Assignment
With the images left out, print all of the records below exactly.

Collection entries
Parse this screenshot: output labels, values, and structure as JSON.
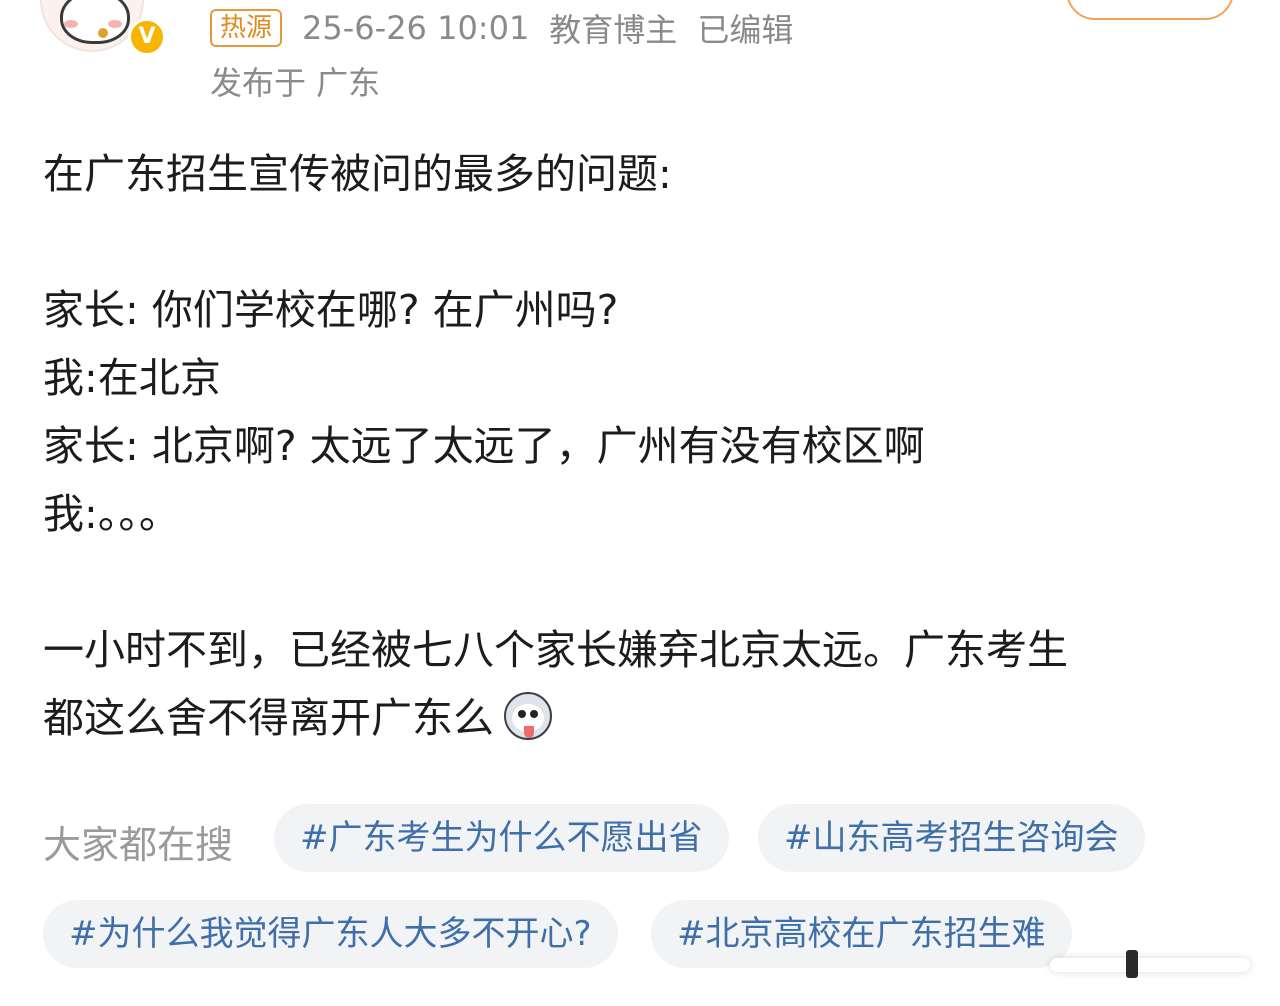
{
  "post_header": {
    "hot_badge": "热源",
    "timestamp": "25-6-26 10:01",
    "author_title": "教育博主",
    "edited": "已编辑",
    "location": "发布于 广东",
    "verified_badge": "V"
  },
  "post_body": {
    "lines": [
      "在广东招生宣传被问的最多的问题:",
      "家长: 你们学校在哪? 在广州吗?",
      "我:在北京",
      "家长: 北京啊? 太远了太远了，广州有没有校区啊",
      "我:。。。",
      "一小时不到，已经被七八个家长嫌弃北京太远。广东考生",
      "都这么舍不得离开广东么"
    ],
    "emoji": "husky-emoji"
  },
  "trending": {
    "label": "大家都在搜",
    "tags": [
      "#广东考生为什么不愿出省",
      "#山东高考招生咨询会",
      "#为什么我觉得广东人大多不开心?",
      "#北京高校在广东招生难"
    ]
  },
  "colors": {
    "tag_text": "#3f6fa8",
    "tag_bg": "#f2f3f5",
    "hot_badge": "#e08a20",
    "meta_text": "#8a8a8a",
    "verified_badge": "#f7b500"
  }
}
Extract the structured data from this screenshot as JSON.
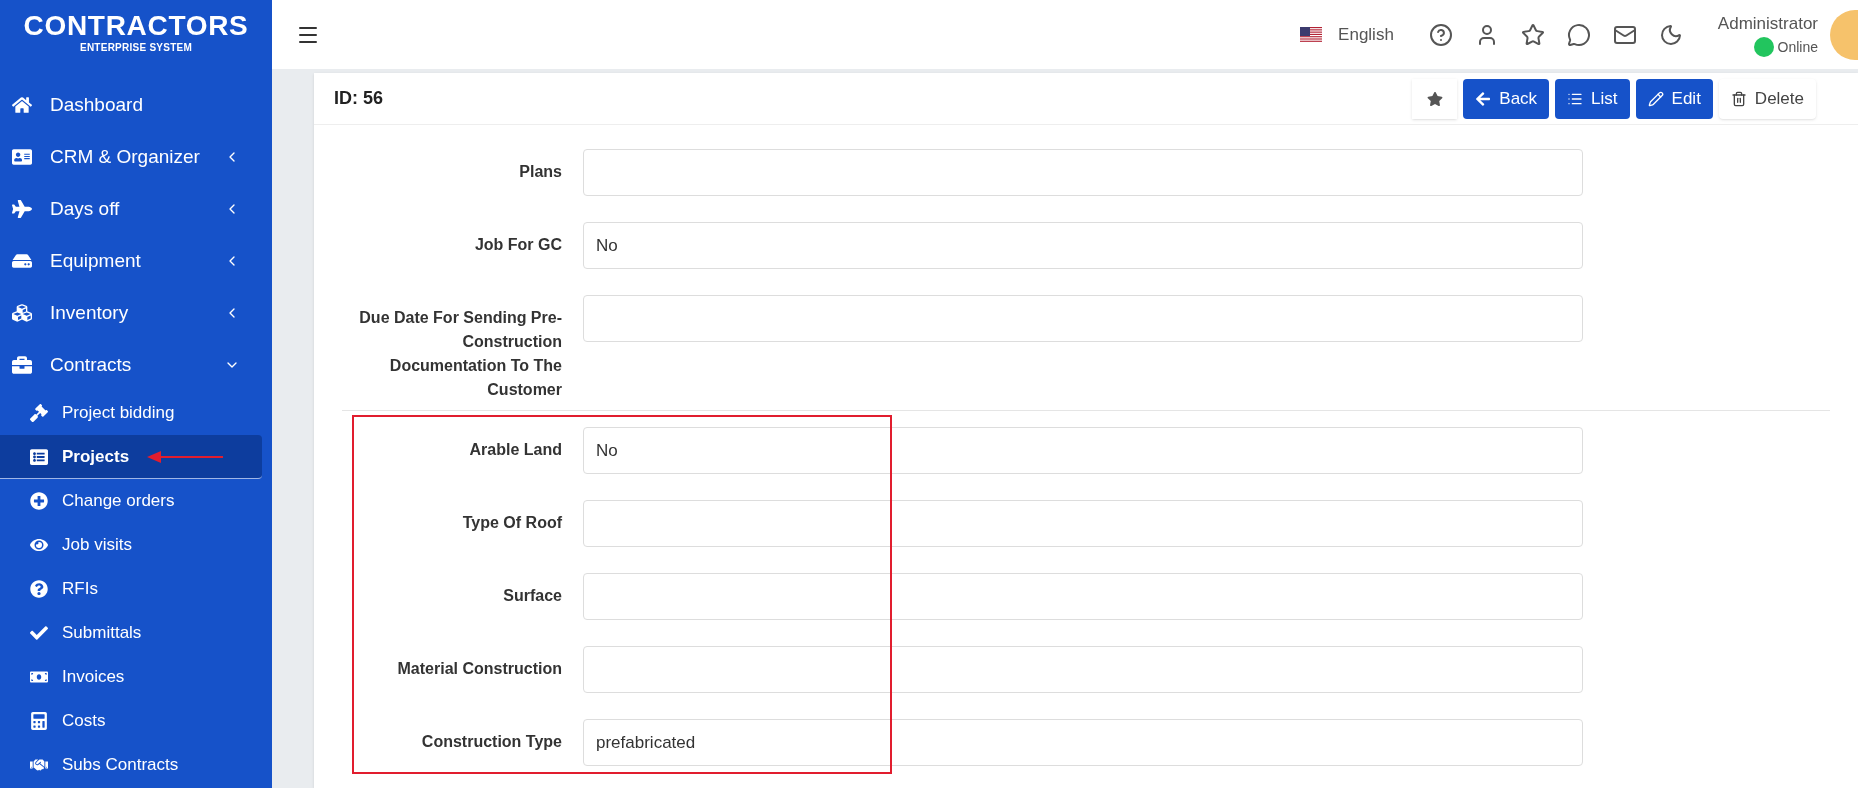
{
  "brand": {
    "name": "CONTRACTORS",
    "tagline": "ENTERPRISE SYSTEM"
  },
  "sidebar": {
    "items": [
      {
        "label": "Dashboard",
        "kind": "leaf"
      },
      {
        "label": "CRM & Organizer",
        "kind": "group",
        "expanded": false
      },
      {
        "label": "Days off",
        "kind": "group",
        "expanded": false
      },
      {
        "label": "Equipment",
        "kind": "group",
        "expanded": false
      },
      {
        "label": "Inventory",
        "kind": "group",
        "expanded": false
      },
      {
        "label": "Contracts",
        "kind": "group",
        "expanded": true,
        "children": [
          {
            "label": "Project bidding",
            "selected": false
          },
          {
            "label": "Projects",
            "selected": true
          },
          {
            "label": "Change orders",
            "selected": false
          },
          {
            "label": "Job visits",
            "selected": false
          },
          {
            "label": "RFIs",
            "selected": false
          },
          {
            "label": "Submittals",
            "selected": false
          },
          {
            "label": "Invoices",
            "selected": false
          },
          {
            "label": "Costs",
            "selected": false
          },
          {
            "label": "Subs Contracts",
            "selected": false
          }
        ]
      }
    ]
  },
  "header": {
    "language": "English",
    "user": {
      "name": "Administrator",
      "status": "Online",
      "color": "#22c55e"
    }
  },
  "record": {
    "title": "ID: 56",
    "buttons": [
      {
        "kind": "favorite"
      },
      {
        "kind": "primary",
        "label": "Back"
      },
      {
        "kind": "primary",
        "label": "List"
      },
      {
        "kind": "primary",
        "label": "Edit"
      },
      {
        "kind": "plain",
        "label": "Delete"
      }
    ],
    "sections": [
      {
        "highlighted": false,
        "fields": [
          {
            "label": "Plans"
          },
          {
            "label": "Job For GC",
            "value": "No"
          },
          {
            "label": "Due Date For Sending Pre-Construction Documentation To The Customer"
          }
        ]
      },
      {
        "highlighted": true,
        "fields": [
          {
            "label": "Arable Land",
            "value": "No"
          },
          {
            "label": "Type Of Roof"
          },
          {
            "label": "Surface"
          },
          {
            "label": "Material Construction"
          },
          {
            "label": "Construction Type",
            "value": "prefabricated"
          }
        ]
      }
    ]
  }
}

Your solution
Parse this screenshot: output labels, values, and structure as JSON.
{
  "post_header": {
    "hot_badge": "热源",
    "timestamp": "25-6-26 10:01",
    "author_title": "教育博主",
    "edited": "已编辑",
    "location": "发布于 广东",
    "verified_badge": "V"
  },
  "post_body": {
    "lines": [
      "在广东招生宣传被问的最多的问题:",
      "家长: 你们学校在哪? 在广州吗?",
      "我:在北京",
      "家长: 北京啊? 太远了太远了，广州有没有校区啊",
      "我:。。。",
      "一小时不到，已经被七八个家长嫌弃北京太远。广东考生",
      "都这么舍不得离开广东么"
    ],
    "emoji": "husky-emoji"
  },
  "trending": {
    "label": "大家都在搜",
    "tags": [
      "#广东考生为什么不愿出省",
      "#山东高考招生咨询会",
      "#为什么我觉得广东人大多不开心?",
      "#北京高校在广东招生难"
    ]
  },
  "colors": {
    "tag_text": "#3f6fa8",
    "tag_bg": "#f2f3f5",
    "hot_badge": "#e08a20",
    "meta_text": "#8a8a8a",
    "verified_badge": "#f7b500"
  }
}
Extract the structured data from this screenshot as JSON.
{
  "brand": {
    "name": "CONTRACTORS",
    "tagline": "ENTERPRISE SYSTEM"
  },
  "sidebar": {
    "items": [
      {
        "label": "Dashboard",
        "kind": "leaf"
      },
      {
        "label": "CRM & Organizer",
        "kind": "group",
        "expanded": false
      },
      {
        "label": "Days off",
        "kind": "group",
        "expanded": false
      },
      {
        "label": "Equipment",
        "kind": "group",
        "expanded": false
      },
      {
        "label": "Inventory",
        "kind": "group",
        "expanded": false
      },
      {
        "label": "Contracts",
        "kind": "group",
        "expanded": true,
        "children": [
          {
            "label": "Project bidding",
            "selected": false
          },
          {
            "label": "Projects",
            "selected": true
          },
          {
            "label": "Change orders",
            "selected": false
          },
          {
            "label": "Job visits",
            "selected": false
          },
          {
            "label": "RFIs",
            "selected": false
          },
          {
            "label": "Submittals",
            "selected": false
          },
          {
            "label": "Invoices",
            "selected": false
          },
          {
            "label": "Costs",
            "selected": false
          },
          {
            "label": "Subs Contracts",
            "selected": false
          }
        ]
      }
    ]
  },
  "header": {
    "language": "English",
    "user": {
      "name": "Administrator",
      "status": "Online",
      "color": "#22c55e"
    }
  },
  "record": {
    "title": "ID: 56",
    "buttons": [
      {
        "kind": "favorite"
      },
      {
        "kind": "primary",
        "label": "Back"
      },
      {
        "kind": "primary",
        "label": "List"
      },
      {
        "kind": "primary",
        "label": "Edit"
      },
      {
        "kind": "plain",
        "label": "Delete"
      }
    ],
    "sections": [
      {
        "highlighted": false,
        "fields": [
          {
            "label": "Plans"
          },
          {
            "label": "Job For GC",
            "value": "No"
          },
          {
            "label": "Due Date For Sending Pre-Construction Documentation To The Customer"
          }
        ]
      },
      {
        "highlighted": true,
        "fields": [
          {
            "label": "Arable Land",
            "value": "No"
          },
          {
            "label": "Type Of Roof"
          },
          {
            "label": "Surface"
          },
          {
            "label": "Material Construction"
          },
          {
            "label": "Construction Type",
            "value": "prefabricated"
          }
        ]
      }
    ]
  }
}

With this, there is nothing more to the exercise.